- NPS: The National Pension System is an equity-linked investment to a certain degree. The maximum exposure to equity can be 50%, which is at the discretion of the investor. However, you can only withdraw from the NPS upon retirement and that will be taxable. Another disadvantage of the NPS is that you have to use 40% of your corpus to buy annuity upon retirement, and the annuity rates in India are not too great.
- FD: Tax-saving fixed deposits are probably the easiest tax-saving investment you can make. They come with a lock-in of 5 years and offer guaranteed returns as well as capital protection.
Apart from these investments, there are others as well like the Senior Citizens Savings Scheme, National Savings Certificate, ULIPs, etc. So, the question that comes up next is which of these investments should you put your money in? The answer is diversification.
Step 3: Diversify
To diversify is to build a portfolio of different kinds of investments. An ideal portfolio should have allocation to equity as well as debt. The younger you are, the higher you can invest in equity. And vice versa. The amount of risk you can assume would depend on your age and risk profile. In most cases, young people should have at least 50-70% of their tax-saving investment portfolio allocated to ELSS funds. If you are comfortable with a higher exposure, that’s even better because the longer you stay invested in ELSS funds, the more you will earn through the power of compounding interest.
The remaining part of your portfolio should be in PPF and FDs. At the moment, the NPS is an investment that most people can avoid because it is not tax-efficient upon maturity. At least 40% of the NPS corpus has to be used to purchase annuity and the rest is added to the subscriber’s taxable income.
Step 4: Keep track
Your fixed income investments like PPF and FDs don’t need to be watched. But you should have a periodic look at your ELSS funds since their performance fluctuates with the stock markets. But this doesn’t mean you check their performance every day. A quarterly check would suffice. The good thing about ELSS funds is that you can stop investing in a fund at any time, even if you’re in the lock-in period. Hence, a fund that does poorly on a continuous basis can be replaced by another fund to make sure your portfolio returns don’t suffer.
Step 5: Stay on course
This is probably the most important of the 5 steps. Getting started early and building a portfolio is one part of investment planning. What is just as important is not giving up somewhere in the middle. And this applies to not only tax-saving investments, but other investments as well. The finest benefits of an investment are reaped when you invest regularly and stay invested. It is easy to get influenced by emotions or economic conditions, all of which will make you want to either stop investing or pull out whatever money you can. But, the right thing to do at that time would be to take a walk till that feeling passes away. Staying on course is as important as getting started.

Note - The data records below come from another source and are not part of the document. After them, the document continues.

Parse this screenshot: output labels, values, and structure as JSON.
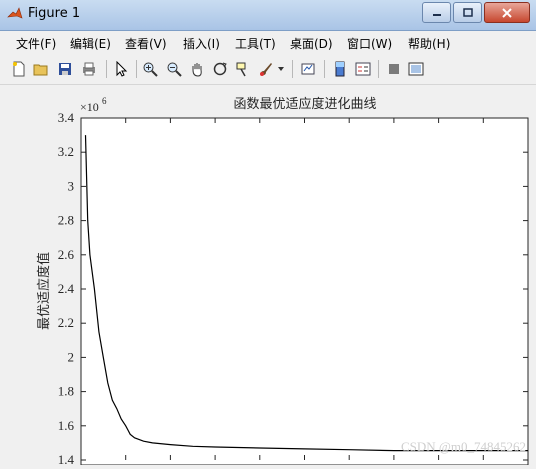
{
  "window": {
    "title": "Figure 1"
  },
  "menu": {
    "items": [
      "文件(F)",
      "编辑(E)",
      "查看(V)",
      "插入(I)",
      "工具(T)",
      "桌面(D)",
      "窗口(W)",
      "帮助(H)"
    ]
  },
  "toolbar": {
    "icons": [
      "new-file-icon",
      "open-folder-icon",
      "save-icon",
      "print-icon",
      "pointer-icon",
      "zoom-in-icon",
      "zoom-out-icon",
      "pan-icon",
      "rotate-3d-icon",
      "data-cursor-icon",
      "brush-icon",
      "brush-dropdown-icon",
      "link-plot-icon",
      "colorbar-icon",
      "legend-icon",
      "hide-plot-tools-icon",
      "show-plot-tools-icon"
    ]
  },
  "chart_data": {
    "type": "line",
    "title": "函数最优适应度进化曲线",
    "xlabel": "",
    "ylabel": "最优适应度值",
    "y_exponent_label": "×10",
    "y_exponent_power": "6",
    "ylim": [
      1.4,
      3.4
    ],
    "xlim": [
      0,
      100
    ],
    "yticks": [
      "1.4",
      "1.6",
      "1.8",
      "2",
      "2.2",
      "2.4",
      "2.6",
      "2.8",
      "3",
      "3.2",
      "3.4"
    ],
    "grid": false,
    "series": [
      {
        "x": [
          1,
          1.5,
          2,
          3,
          4,
          5,
          6,
          7,
          8,
          9,
          10,
          11,
          12,
          14,
          16,
          20,
          25,
          30,
          40,
          50,
          60,
          70,
          80,
          100
        ],
        "y": [
          3.3,
          2.8,
          2.6,
          2.4,
          2.15,
          2.0,
          1.85,
          1.75,
          1.7,
          1.64,
          1.6,
          1.55,
          1.53,
          1.51,
          1.5,
          1.49,
          1.48,
          1.476,
          1.47,
          1.465,
          1.46,
          1.455,
          1.455,
          1.455
        ]
      }
    ]
  },
  "watermark": "CSDN @m0_74845262"
}
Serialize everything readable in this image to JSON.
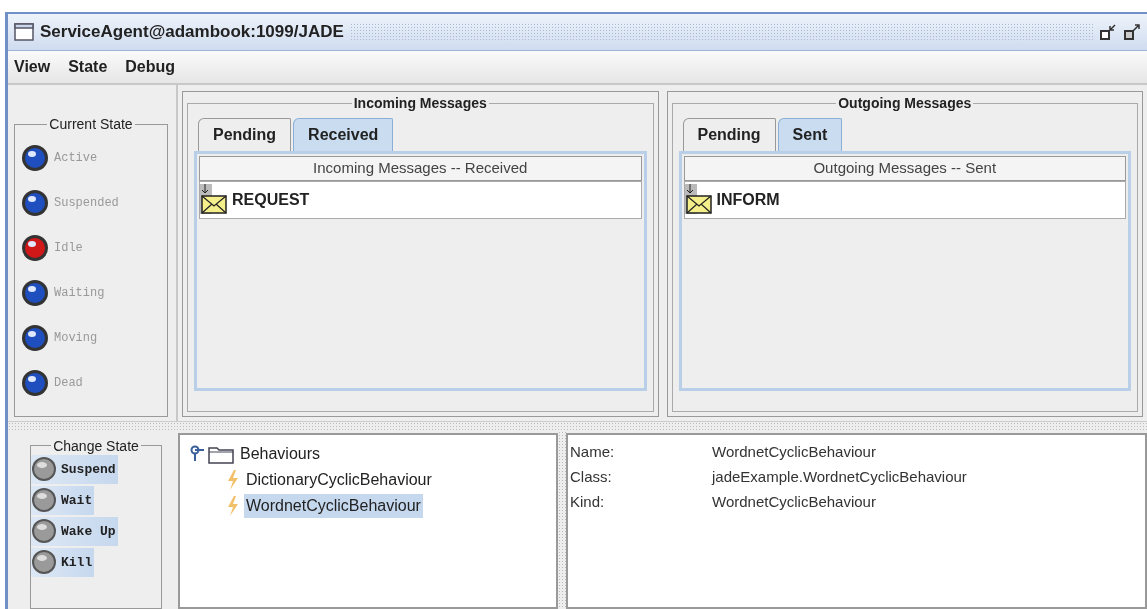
{
  "window": {
    "title": "ServiceAgent@adambook:1099/JADE"
  },
  "menu": [
    "View",
    "State",
    "Debug"
  ],
  "current_state": {
    "title": "Current State",
    "states": [
      {
        "label": "Active",
        "color": "#1f4fbf"
      },
      {
        "label": "Suspended",
        "color": "#1f4fbf"
      },
      {
        "label": "Idle",
        "color": "#d01818"
      },
      {
        "label": "Waiting",
        "color": "#1f4fbf"
      },
      {
        "label": "Moving",
        "color": "#1f4fbf"
      },
      {
        "label": "Dead",
        "color": "#1f4fbf"
      }
    ]
  },
  "change_state": {
    "title": "Change State",
    "buttons": [
      "Suspend",
      "Wait",
      "Wake Up",
      "Kill"
    ]
  },
  "message_panels": [
    {
      "title": "Incoming Messages",
      "tabs": [
        {
          "label": "Pending",
          "selected": false
        },
        {
          "label": "Received",
          "selected": true
        }
      ],
      "table_header": "Incoming Messages --  Received",
      "messages": [
        "REQUEST"
      ]
    },
    {
      "title": "Outgoing Messages",
      "tabs": [
        {
          "label": "Pending",
          "selected": false
        },
        {
          "label": "Sent",
          "selected": true
        }
      ],
      "table_header": "Outgoing Messages -- Sent",
      "messages": [
        "INFORM"
      ]
    }
  ],
  "behaviours": [
    {
      "label": "Behaviours",
      "expanded": true,
      "children": [
        {
          "label": "DictionaryCyclicBehaviour",
          "selected": false
        },
        {
          "label": "WordnetCyclicBehaviour",
          "selected": true
        }
      ]
    }
  ],
  "details": [
    {
      "label": "Name:",
      "value": "WordnetCyclicBehaviour"
    },
    {
      "label": "Class:",
      "value": "jadeExample.WordnetCyclicBehaviour"
    },
    {
      "label": "Kind:",
      "value": "WordnetCyclicBehaviour"
    }
  ]
}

To conclude, ELSS funds have become even more important after what we have seen in the last couple of months, particularly after the Budget. Even though the EPF tax proposal put forward in the Budget was withdrawn, it gave a fair indication of what to expect in the future. Coupled with that, the lowering of interest rates on fixed income investment avenues like PPF, SCSS, etc makes it prudent to have a good part of your tax-saving portfolio in ELSS funds.
ELSS funds, after all, are the only instrument that can give you the best of both worlds–tax saving as well as long-term wealth creation. So, get started, keep investing and stay invested. That is literally all you need to do.
This article was first published on Live Mint on 9 May 2016.
Image courtesy of moomsabuy at FreeDigitalPhotos.net.